Restate the whole listing exactly.

Segment Start: Excerpted records

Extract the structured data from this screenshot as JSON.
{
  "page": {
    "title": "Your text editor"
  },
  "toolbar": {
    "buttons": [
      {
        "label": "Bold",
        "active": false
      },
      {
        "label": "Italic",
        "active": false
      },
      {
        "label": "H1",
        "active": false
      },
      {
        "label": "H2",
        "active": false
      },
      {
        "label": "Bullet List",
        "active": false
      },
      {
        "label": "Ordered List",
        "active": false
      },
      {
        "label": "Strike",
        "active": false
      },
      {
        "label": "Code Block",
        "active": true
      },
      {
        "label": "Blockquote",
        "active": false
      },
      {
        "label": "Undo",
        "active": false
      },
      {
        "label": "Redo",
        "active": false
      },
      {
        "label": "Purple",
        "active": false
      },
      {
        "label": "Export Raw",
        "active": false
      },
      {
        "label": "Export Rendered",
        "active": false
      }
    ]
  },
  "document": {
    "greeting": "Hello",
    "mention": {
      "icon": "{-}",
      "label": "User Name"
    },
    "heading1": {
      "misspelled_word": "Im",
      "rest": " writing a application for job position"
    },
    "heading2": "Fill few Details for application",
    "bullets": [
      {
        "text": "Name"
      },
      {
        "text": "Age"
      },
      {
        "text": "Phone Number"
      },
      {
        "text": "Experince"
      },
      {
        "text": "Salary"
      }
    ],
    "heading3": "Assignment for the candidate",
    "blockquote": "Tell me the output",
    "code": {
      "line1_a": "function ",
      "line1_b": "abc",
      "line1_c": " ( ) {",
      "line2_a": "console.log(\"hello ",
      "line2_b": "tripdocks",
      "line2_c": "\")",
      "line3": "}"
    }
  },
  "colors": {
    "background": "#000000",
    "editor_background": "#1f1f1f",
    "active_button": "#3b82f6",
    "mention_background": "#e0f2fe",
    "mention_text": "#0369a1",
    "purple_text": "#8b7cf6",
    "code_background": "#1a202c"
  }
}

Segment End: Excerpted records

Result:
Extract the structured data from this screenshot as JSON.
{
  "page": {
    "title": "Your text editor"
  },
  "toolbar": {
    "buttons": [
      {
        "label": "Bold",
        "active": false
      },
      {
        "label": "Italic",
        "active": false
      },
      {
        "label": "H1",
        "active": false
      },
      {
        "label": "H2",
        "active": false
      },
      {
        "label": "Bullet List",
        "active": false
      },
      {
        "label": "Ordered List",
        "active": false
      },
      {
        "label": "Strike",
        "active": false
      },
      {
        "label": "Code Block",
        "active": true
      },
      {
        "label": "Blockquote",
        "active": false
      },
      {
        "label": "Undo",
        "active": false
      },
      {
        "label": "Redo",
        "active": false
      },
      {
        "label": "Purple",
        "active": false
      },
      {
        "label": "Export Raw",
        "active": false
      },
      {
        "label": "Export Rendered",
        "active": false
      }
    ]
  },
  "document": {
    "greeting": "Hello",
    "mention": {
      "icon": "{-}",
      "label": "User Name"
    },
    "heading1": {
      "misspelled_word": "Im",
      "rest": " writing a application for job position"
    },
    "heading2": "Fill few Details for application",
    "bullets": [
      {
        "text": "Name"
      },
      {
        "text": "Age"
      },
      {
        "text": "Phone Number"
      },
      {
        "text": "Experince"
      },
      {
        "text": "Salary"
      }
    ],
    "heading3": "Assignment for the candidate",
    "blockquote": "Tell me the output",
    "code": {
      "line1_a": "function ",
      "line1_b": "abc",
      "line1_c": " ( ) {",
      "line2_a": "console.log(\"hello ",
      "line2_b": "tripdocks",
      "line2_c": "\")",
      "line3": "}"
    }
  },
  "colors": {
    "background": "#000000",
    "editor_background": "#1f1f1f",
    "active_button": "#3b82f6",
    "mention_background": "#e0f2fe",
    "mention_text": "#0369a1",
    "purple_text": "#8b7cf6",
    "code_background": "#1a202c"
  }
}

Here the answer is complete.